[AIM OF THE TASK]: Gather up every line from the entries below that uses the word "text".

[PROVIDED INFORMATION]:
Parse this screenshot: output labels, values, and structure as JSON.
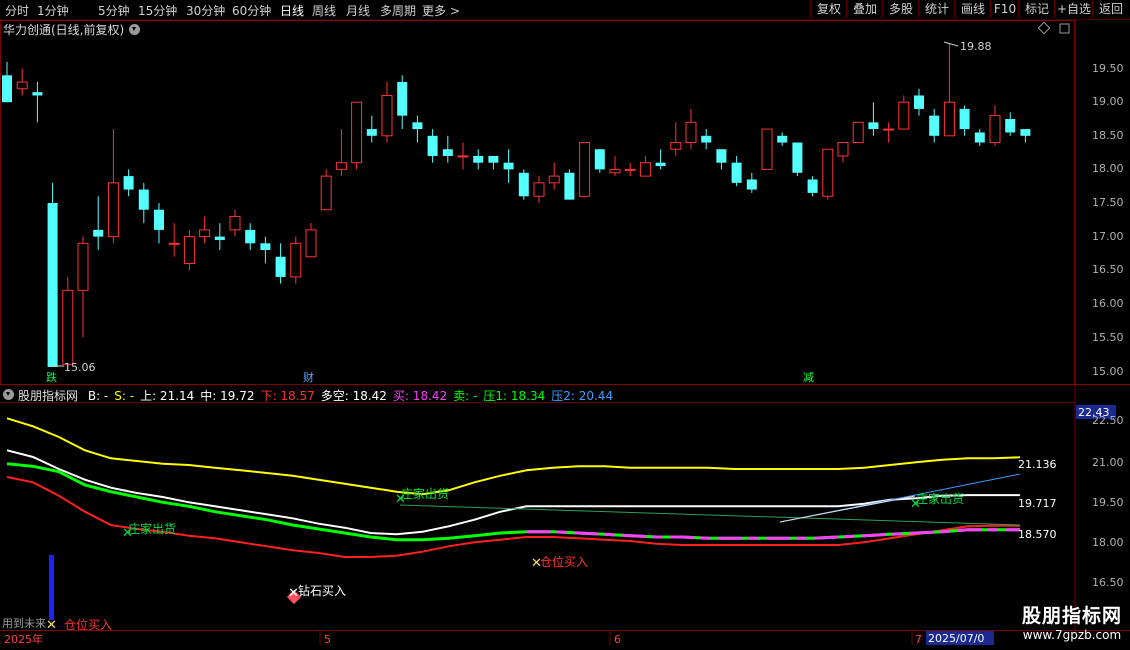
{
  "toolbar": {
    "periods": [
      "分时",
      "1分钟",
      "5分钟",
      "15分钟",
      "30分钟",
      "60分钟",
      "日线",
      "周线",
      "月线",
      "多周期",
      "更多 >"
    ],
    "active_period": "日线",
    "right_buttons": [
      "复权",
      "叠加",
      "多股",
      "统计",
      "画线",
      "F10",
      "标记",
      "+自选",
      "返回"
    ]
  },
  "main_chart": {
    "title": "华力创通(日线,前复权)",
    "high_label": "19.88",
    "low_label": "15.06",
    "events": [
      "跌",
      "财",
      "减"
    ],
    "y_ticks": [
      "19.50",
      "19.00",
      "18.50",
      "18.00",
      "17.50",
      "17.00",
      "16.50",
      "16.00",
      "15.50",
      "15.00"
    ]
  },
  "indicator": {
    "title": "股朋指标网",
    "items": [
      {
        "text": "B: -",
        "color": "#ffffff"
      },
      {
        "text": "S: -",
        "color": "#ffff00"
      },
      {
        "text": "上: 21.14",
        "color": "#ffffff"
      },
      {
        "text": "中: 19.72",
        "color": "#ffffff"
      },
      {
        "text": "下: 18.57",
        "color": "#ff3030"
      },
      {
        "text": "多空: 18.42",
        "color": "#ffffff"
      },
      {
        "text": "买: 18.42",
        "color": "#ff40ff"
      },
      {
        "text": "卖: -",
        "color": "#00ff00"
      },
      {
        "text": "压1: 18.34",
        "color": "#00ff00"
      },
      {
        "text": "压2: 20.44",
        "color": "#3aa0ff"
      }
    ],
    "y_ticks": [
      "22.50",
      "21.00",
      "19.50",
      "18.00",
      "16.50"
    ],
    "current_value": "22.43",
    "end_labels": [
      "21.136",
      "19.717",
      "18.570"
    ],
    "signals": [
      "庄家出货",
      "庄家出货",
      "庄家出货",
      "钻石买入",
      "仓位买入",
      "仓位买入"
    ]
  },
  "x_axis": {
    "labels": [
      "2025年",
      "5",
      "6",
      "7"
    ],
    "current_date": "2025/07/0"
  },
  "footnote": "用到未来",
  "watermark": {
    "title": "股朋指标网",
    "url": "www.7gpzb.com"
  },
  "colors": {
    "up": "#ff3232",
    "down": "#54ffff",
    "upper": "#ffff00",
    "mid": "#ffffff",
    "lower": "#ff2020",
    "long_short": "#00ff00"
  },
  "chart_data": {
    "type": "candlestick",
    "price_range": [
      15.0,
      19.88
    ],
    "candles": [
      {
        "o": 19.4,
        "c": 19.0,
        "h": 19.6,
        "l": 19.0
      },
      {
        "o": 19.2,
        "c": 19.3,
        "h": 19.5,
        "l": 19.1
      },
      {
        "o": 19.15,
        "c": 19.1,
        "h": 19.3,
        "l": 18.7
      },
      {
        "o": 17.5,
        "c": 15.06,
        "h": 17.8,
        "l": 15.06
      },
      {
        "o": 15.1,
        "c": 16.2,
        "h": 16.4,
        "l": 15.05
      },
      {
        "o": 16.2,
        "c": 16.9,
        "h": 17.0,
        "l": 15.5
      },
      {
        "o": 17.1,
        "c": 17.0,
        "h": 17.6,
        "l": 16.8
      },
      {
        "o": 17.0,
        "c": 17.8,
        "h": 18.6,
        "l": 16.9
      },
      {
        "o": 17.9,
        "c": 17.7,
        "h": 18.0,
        "l": 17.6
      },
      {
        "o": 17.7,
        "c": 17.4,
        "h": 17.8,
        "l": 17.2
      },
      {
        "o": 17.4,
        "c": 17.1,
        "h": 17.5,
        "l": 16.9
      },
      {
        "o": 16.9,
        "c": 16.9,
        "h": 17.2,
        "l": 16.7
      },
      {
        "o": 16.6,
        "c": 17.0,
        "h": 17.1,
        "l": 16.5
      },
      {
        "o": 17.0,
        "c": 17.1,
        "h": 17.3,
        "l": 16.9
      },
      {
        "o": 17.0,
        "c": 16.95,
        "h": 17.2,
        "l": 16.8
      },
      {
        "o": 17.1,
        "c": 17.3,
        "h": 17.4,
        "l": 17.0
      },
      {
        "o": 17.1,
        "c": 16.9,
        "h": 17.2,
        "l": 16.8
      },
      {
        "o": 16.9,
        "c": 16.8,
        "h": 17.0,
        "l": 16.6
      },
      {
        "o": 16.7,
        "c": 16.4,
        "h": 16.9,
        "l": 16.3
      },
      {
        "o": 16.4,
        "c": 16.9,
        "h": 17.0,
        "l": 16.3
      },
      {
        "o": 16.7,
        "c": 17.1,
        "h": 17.2,
        "l": 16.7
      },
      {
        "o": 17.4,
        "c": 17.9,
        "h": 18.0,
        "l": 17.4
      },
      {
        "o": 18.0,
        "c": 18.1,
        "h": 18.6,
        "l": 17.9
      },
      {
        "o": 18.1,
        "c": 19.0,
        "h": 19.0,
        "l": 18.0
      },
      {
        "o": 18.6,
        "c": 18.5,
        "h": 18.8,
        "l": 18.4
      },
      {
        "o": 18.5,
        "c": 19.1,
        "h": 19.3,
        "l": 18.4
      },
      {
        "o": 19.3,
        "c": 18.8,
        "h": 19.4,
        "l": 18.6
      },
      {
        "o": 18.7,
        "c": 18.6,
        "h": 18.8,
        "l": 18.4
      },
      {
        "o": 18.5,
        "c": 18.2,
        "h": 18.6,
        "l": 18.1
      },
      {
        "o": 18.3,
        "c": 18.2,
        "h": 18.5,
        "l": 18.1
      },
      {
        "o": 18.2,
        "c": 18.2,
        "h": 18.4,
        "l": 18.0
      },
      {
        "o": 18.2,
        "c": 18.1,
        "h": 18.3,
        "l": 18.0
      },
      {
        "o": 18.2,
        "c": 18.1,
        "h": 18.2,
        "l": 18.0
      },
      {
        "o": 18.1,
        "c": 18.0,
        "h": 18.3,
        "l": 17.8
      },
      {
        "o": 17.95,
        "c": 17.6,
        "h": 18.0,
        "l": 17.55
      },
      {
        "o": 17.6,
        "c": 17.8,
        "h": 17.9,
        "l": 17.5
      },
      {
        "o": 17.8,
        "c": 17.9,
        "h": 18.1,
        "l": 17.7
      },
      {
        "o": 17.95,
        "c": 17.55,
        "h": 18.0,
        "l": 17.55
      },
      {
        "o": 17.6,
        "c": 18.4,
        "h": 18.4,
        "l": 17.6
      },
      {
        "o": 18.3,
        "c": 18.0,
        "h": 18.3,
        "l": 17.95
      },
      {
        "o": 17.95,
        "c": 18.0,
        "h": 18.2,
        "l": 17.9
      },
      {
        "o": 18.0,
        "c": 18.0,
        "h": 18.1,
        "l": 17.9
      },
      {
        "o": 17.9,
        "c": 18.1,
        "h": 18.2,
        "l": 17.9
      },
      {
        "o": 18.1,
        "c": 18.05,
        "h": 18.3,
        "l": 18.0
      },
      {
        "o": 18.3,
        "c": 18.4,
        "h": 18.7,
        "l": 18.2
      },
      {
        "o": 18.4,
        "c": 18.7,
        "h": 18.9,
        "l": 18.3
      },
      {
        "o": 18.5,
        "c": 18.4,
        "h": 18.6,
        "l": 18.3
      },
      {
        "o": 18.3,
        "c": 18.1,
        "h": 18.3,
        "l": 18.0
      },
      {
        "o": 18.1,
        "c": 17.8,
        "h": 18.2,
        "l": 17.75
      },
      {
        "o": 17.85,
        "c": 17.7,
        "h": 17.95,
        "l": 17.65
      },
      {
        "o": 18.0,
        "c": 18.6,
        "h": 18.6,
        "l": 18.0
      },
      {
        "o": 18.5,
        "c": 18.4,
        "h": 18.55,
        "l": 18.35
      },
      {
        "o": 18.4,
        "c": 17.95,
        "h": 18.4,
        "l": 17.9
      },
      {
        "o": 17.85,
        "c": 17.65,
        "h": 17.9,
        "l": 17.6
      },
      {
        "o": 17.6,
        "c": 18.3,
        "h": 18.3,
        "l": 17.55
      },
      {
        "o": 18.2,
        "c": 18.4,
        "h": 18.4,
        "l": 18.1
      },
      {
        "o": 18.4,
        "c": 18.7,
        "h": 18.7,
        "l": 18.4
      },
      {
        "o": 18.7,
        "c": 18.6,
        "h": 19.0,
        "l": 18.5
      },
      {
        "o": 18.6,
        "c": 18.6,
        "h": 18.7,
        "l": 18.4
      },
      {
        "o": 18.6,
        "c": 19.0,
        "h": 19.1,
        "l": 18.6
      },
      {
        "o": 19.1,
        "c": 18.9,
        "h": 19.2,
        "l": 18.8
      },
      {
        "o": 18.8,
        "c": 18.5,
        "h": 18.9,
        "l": 18.4
      },
      {
        "o": 18.5,
        "c": 19.0,
        "h": 19.88,
        "l": 18.5
      },
      {
        "o": 18.9,
        "c": 18.6,
        "h": 18.95,
        "l": 18.5
      },
      {
        "o": 18.55,
        "c": 18.4,
        "h": 18.6,
        "l": 18.35
      },
      {
        "o": 18.4,
        "c": 18.8,
        "h": 18.95,
        "l": 18.35
      },
      {
        "o": 18.75,
        "c": 18.55,
        "h": 18.85,
        "l": 18.5
      },
      {
        "o": 18.6,
        "c": 18.5,
        "h": 18.6,
        "l": 18.4
      }
    ],
    "indicator_lines": {
      "upper": [
        22.6,
        22.3,
        21.9,
        21.4,
        21.1,
        21.0,
        20.9,
        20.85,
        20.75,
        20.65,
        20.55,
        20.45,
        20.3,
        20.15,
        20.0,
        19.85,
        19.75,
        19.9,
        20.2,
        20.45,
        20.65,
        20.75,
        20.8,
        20.8,
        20.75,
        20.75,
        20.75,
        20.75,
        20.7,
        20.7,
        20.7,
        20.7,
        20.7,
        20.75,
        20.85,
        20.95,
        21.05,
        21.1,
        21.1,
        21.14
      ],
      "mid": [
        21.4,
        21.15,
        20.7,
        20.3,
        20.0,
        19.8,
        19.65,
        19.45,
        19.3,
        19.15,
        19.0,
        18.85,
        18.65,
        18.5,
        18.3,
        18.25,
        18.35,
        18.55,
        18.8,
        19.1,
        19.3,
        19.3,
        19.3,
        19.3,
        19.3,
        19.3,
        19.3,
        19.3,
        19.3,
        19.3,
        19.3,
        19.3,
        19.3,
        19.4,
        19.55,
        19.6,
        19.7,
        19.72,
        19.72,
        19.72
      ],
      "lower": [
        20.4,
        20.2,
        19.7,
        19.1,
        18.6,
        18.45,
        18.35,
        18.2,
        18.1,
        17.95,
        17.8,
        17.65,
        17.55,
        17.4,
        17.4,
        17.45,
        17.6,
        17.8,
        17.95,
        18.05,
        18.15,
        18.15,
        18.1,
        18.05,
        18.0,
        17.9,
        17.85,
        17.85,
        17.85,
        17.85,
        17.85,
        17.85,
        17.85,
        17.95,
        18.1,
        18.25,
        18.4,
        18.55,
        18.57,
        18.57
      ],
      "long_short": [
        20.9,
        20.8,
        20.6,
        20.1,
        19.85,
        19.65,
        19.45,
        19.3,
        19.1,
        18.95,
        18.8,
        18.6,
        18.45,
        18.3,
        18.15,
        18.05,
        18.05,
        18.1,
        18.2,
        18.3,
        18.35,
        18.35,
        18.3,
        18.25,
        18.2,
        18.15,
        18.15,
        18.1,
        18.1,
        18.1,
        18.1,
        18.1,
        18.15,
        18.2,
        18.25,
        18.3,
        18.35,
        18.42,
        18.42,
        18.42
      ]
    }
  }
}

[SOLUTION BELOW]:
        "text": "B: -",
        "text": "S: -",
        "text": "上: 21.14",
        "text": "中: 19.72",
        "text": "下: 18.57",
        "text": "多空: 18.42",
        "text": "买: 18.42",
        "text": "卖: -",
        "text": "压1: 18.34",
        "text": "压2: 20.44",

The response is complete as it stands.